- what resources are (and will be) available to assist you with your own conversions
Download the agenda here, and note that while the event is free and open to the public, an RSVP is required.
Montana – National Bioenergy Day falls during Montana Forest Products Week, so check out the state Department of Natural Resources website to learn more about celebrations and activities occurring all week across the state: http://dnrc.mt.gov/forestry/assistance/biomass/forprodweek/default.asp

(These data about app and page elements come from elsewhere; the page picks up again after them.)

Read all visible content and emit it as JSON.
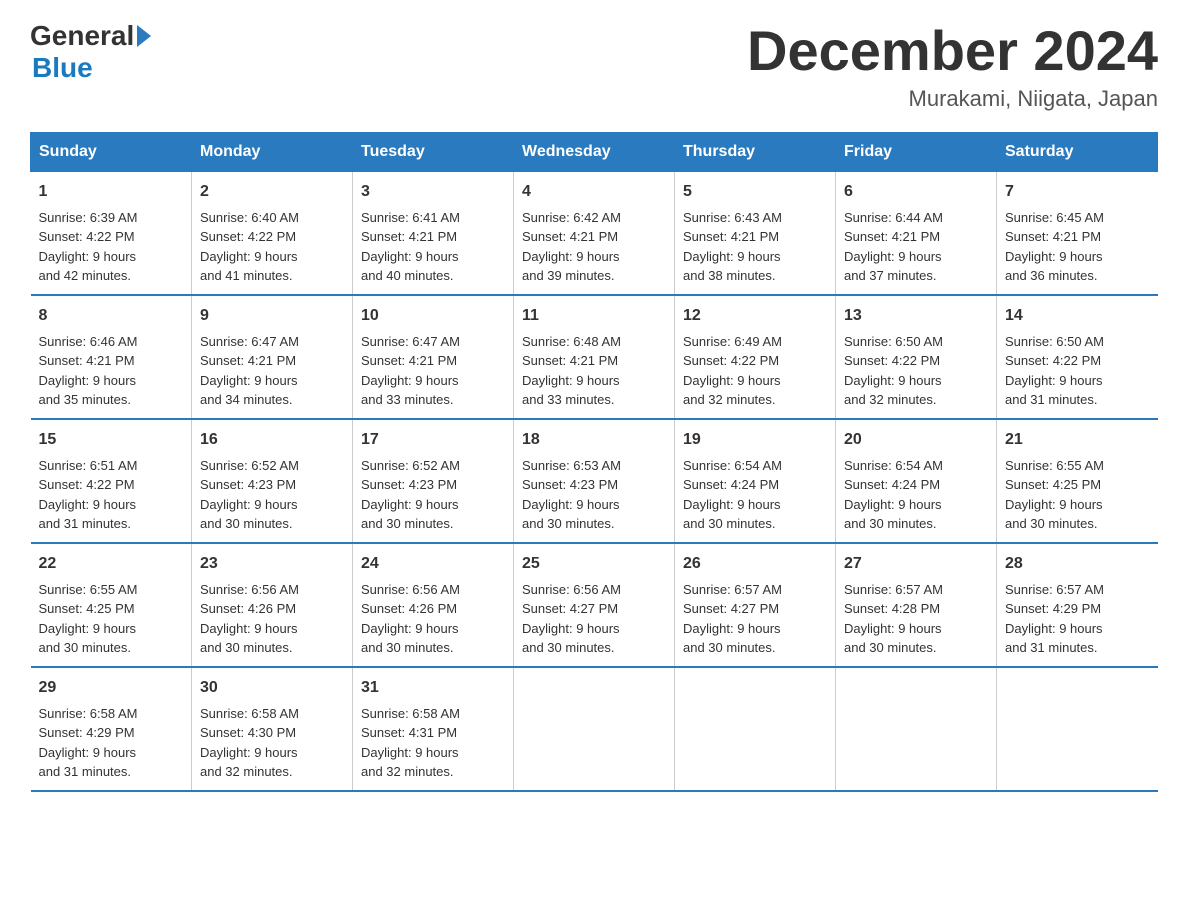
{
  "logo": {
    "general": "General",
    "arrow": "▶",
    "blue": "Blue"
  },
  "title": "December 2024",
  "location": "Murakami, Niigata, Japan",
  "days_of_week": [
    "Sunday",
    "Monday",
    "Tuesday",
    "Wednesday",
    "Thursday",
    "Friday",
    "Saturday"
  ],
  "weeks": [
    [
      {
        "day": "1",
        "sunrise": "6:39 AM",
        "sunset": "4:22 PM",
        "daylight": "9 hours and 42 minutes."
      },
      {
        "day": "2",
        "sunrise": "6:40 AM",
        "sunset": "4:22 PM",
        "daylight": "9 hours and 41 minutes."
      },
      {
        "day": "3",
        "sunrise": "6:41 AM",
        "sunset": "4:21 PM",
        "daylight": "9 hours and 40 minutes."
      },
      {
        "day": "4",
        "sunrise": "6:42 AM",
        "sunset": "4:21 PM",
        "daylight": "9 hours and 39 minutes."
      },
      {
        "day": "5",
        "sunrise": "6:43 AM",
        "sunset": "4:21 PM",
        "daylight": "9 hours and 38 minutes."
      },
      {
        "day": "6",
        "sunrise": "6:44 AM",
        "sunset": "4:21 PM",
        "daylight": "9 hours and 37 minutes."
      },
      {
        "day": "7",
        "sunrise": "6:45 AM",
        "sunset": "4:21 PM",
        "daylight": "9 hours and 36 minutes."
      }
    ],
    [
      {
        "day": "8",
        "sunrise": "6:46 AM",
        "sunset": "4:21 PM",
        "daylight": "9 hours and 35 minutes."
      },
      {
        "day": "9",
        "sunrise": "6:47 AM",
        "sunset": "4:21 PM",
        "daylight": "9 hours and 34 minutes."
      },
      {
        "day": "10",
        "sunrise": "6:47 AM",
        "sunset": "4:21 PM",
        "daylight": "9 hours and 33 minutes."
      },
      {
        "day": "11",
        "sunrise": "6:48 AM",
        "sunset": "4:21 PM",
        "daylight": "9 hours and 33 minutes."
      },
      {
        "day": "12",
        "sunrise": "6:49 AM",
        "sunset": "4:22 PM",
        "daylight": "9 hours and 32 minutes."
      },
      {
        "day": "13",
        "sunrise": "6:50 AM",
        "sunset": "4:22 PM",
        "daylight": "9 hours and 32 minutes."
      },
      {
        "day": "14",
        "sunrise": "6:50 AM",
        "sunset": "4:22 PM",
        "daylight": "9 hours and 31 minutes."
      }
    ],
    [
      {
        "day": "15",
        "sunrise": "6:51 AM",
        "sunset": "4:22 PM",
        "daylight": "9 hours and 31 minutes."
      },
      {
        "day": "16",
        "sunrise": "6:52 AM",
        "sunset": "4:23 PM",
        "daylight": "9 hours and 30 minutes."
      },
      {
        "day": "17",
        "sunrise": "6:52 AM",
        "sunset": "4:23 PM",
        "daylight": "9 hours and 30 minutes."
      },
      {
        "day": "18",
        "sunrise": "6:53 AM",
        "sunset": "4:23 PM",
        "daylight": "9 hours and 30 minutes."
      },
      {
        "day": "19",
        "sunrise": "6:54 AM",
        "sunset": "4:24 PM",
        "daylight": "9 hours and 30 minutes."
      },
      {
        "day": "20",
        "sunrise": "6:54 AM",
        "sunset": "4:24 PM",
        "daylight": "9 hours and 30 minutes."
      },
      {
        "day": "21",
        "sunrise": "6:55 AM",
        "sunset": "4:25 PM",
        "daylight": "9 hours and 30 minutes."
      }
    ],
    [
      {
        "day": "22",
        "sunrise": "6:55 AM",
        "sunset": "4:25 PM",
        "daylight": "9 hours and 30 minutes."
      },
      {
        "day": "23",
        "sunrise": "6:56 AM",
        "sunset": "4:26 PM",
        "daylight": "9 hours and 30 minutes."
      },
      {
        "day": "24",
        "sunrise": "6:56 AM",
        "sunset": "4:26 PM",
        "daylight": "9 hours and 30 minutes."
      },
      {
        "day": "25",
        "sunrise": "6:56 AM",
        "sunset": "4:27 PM",
        "daylight": "9 hours and 30 minutes."
      },
      {
        "day": "26",
        "sunrise": "6:57 AM",
        "sunset": "4:27 PM",
        "daylight": "9 hours and 30 minutes."
      },
      {
        "day": "27",
        "sunrise": "6:57 AM",
        "sunset": "4:28 PM",
        "daylight": "9 hours and 30 minutes."
      },
      {
        "day": "28",
        "sunrise": "6:57 AM",
        "sunset": "4:29 PM",
        "daylight": "9 hours and 31 minutes."
      }
    ],
    [
      {
        "day": "29",
        "sunrise": "6:58 AM",
        "sunset": "4:29 PM",
        "daylight": "9 hours and 31 minutes."
      },
      {
        "day": "30",
        "sunrise": "6:58 AM",
        "sunset": "4:30 PM",
        "daylight": "9 hours and 32 minutes."
      },
      {
        "day": "31",
        "sunrise": "6:58 AM",
        "sunset": "4:31 PM",
        "daylight": "9 hours and 32 minutes."
      },
      null,
      null,
      null,
      null
    ]
  ]
}
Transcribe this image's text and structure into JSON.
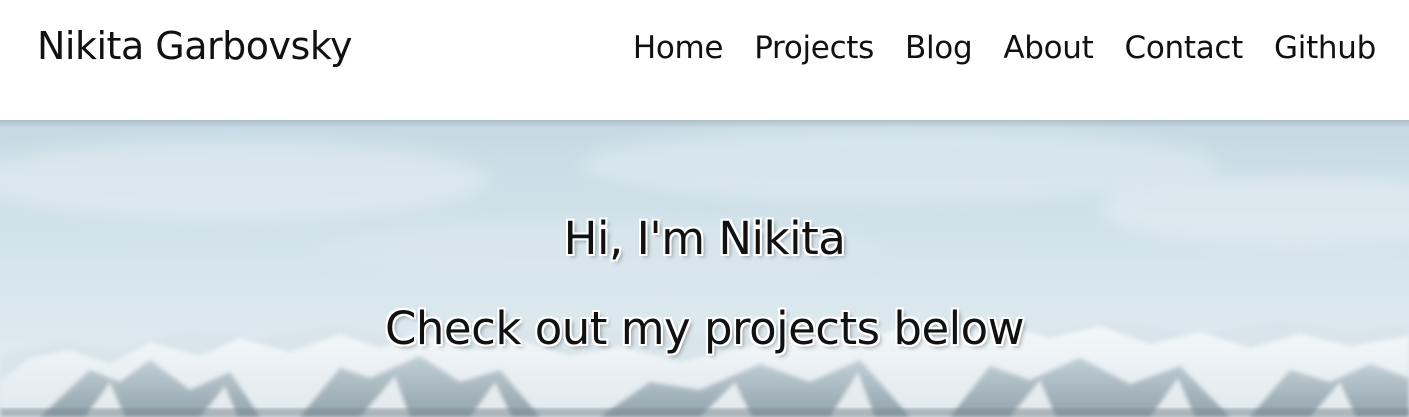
{
  "header": {
    "brand": "Nikita Garbovsky",
    "nav": [
      {
        "label": "Home"
      },
      {
        "label": "Projects"
      },
      {
        "label": "Blog"
      },
      {
        "label": "About"
      },
      {
        "label": "Contact"
      },
      {
        "label": "Github"
      }
    ]
  },
  "hero": {
    "greeting": "Hi, I'm Nikita",
    "tagline": "Check out my projects below"
  },
  "colors": {
    "text": "#111111",
    "header_bg": "#ffffff",
    "sky": "#c9dde6",
    "snow": "#eef4f7",
    "rock": "#7d8e98"
  }
}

On the web – Our NIFA CAP colleagues at the Advanced Hardwood Biofuels Northwest project will be hosting a webinar at 10am Pacific time entitled Biofuels Policies: Why a Clean Fuels Standard and Other Government Policies Are Important to Bringing the Advanced Biofuels Industry to Scale in the Northwest – http://hardwoodbiofuels.org/event/biofuelpolicies/
Note that pre-registration is required.
Golden, CO – June 26, 2014
The Bioenergy Alliance Network of the Rockies (BANR) was well-represented at the June meeting of the Jefferson County chapter of the Colorado Renewable Energy Society (CRES). The meeting provided an introduction to the potential agricultural and climate benefits of biochar to members of the public through a screening of a video of excerpts from the 2012 US Biochar Initiative (USBI) Conference at Sonoma State University, edited by James Shikada. Mike Rocke, VP of Business Development at Cool Planet Energy Systems (CPES), introduced the video and provided commentary throughout. In addition, BANR Project Manager John Field introduced audience members to the alliance and recruited volunteers to participate in the BANR stakeholder engagement group.
Video available at https://www.youtube.com/watch?v=JPJsYZLU_sM
Other experts were on hand to share their thoughts and answer questions on biochar, including Dr. Helena Chum of the National Renewable Energy Laboratory (NREL), Jonah Levine of The Biochar Company, and Dr. Paul Belanger of the Denver Climate Study Group. A more detailed description of the event is available in the CRES newsletter:
http://cres-energy.org/july-2014-cres-newsletter/ – Jeffco
Thanks to CRES co-founder and SERI/NREL alumnus Dr. Ron Larson for organizing and leading the meeting!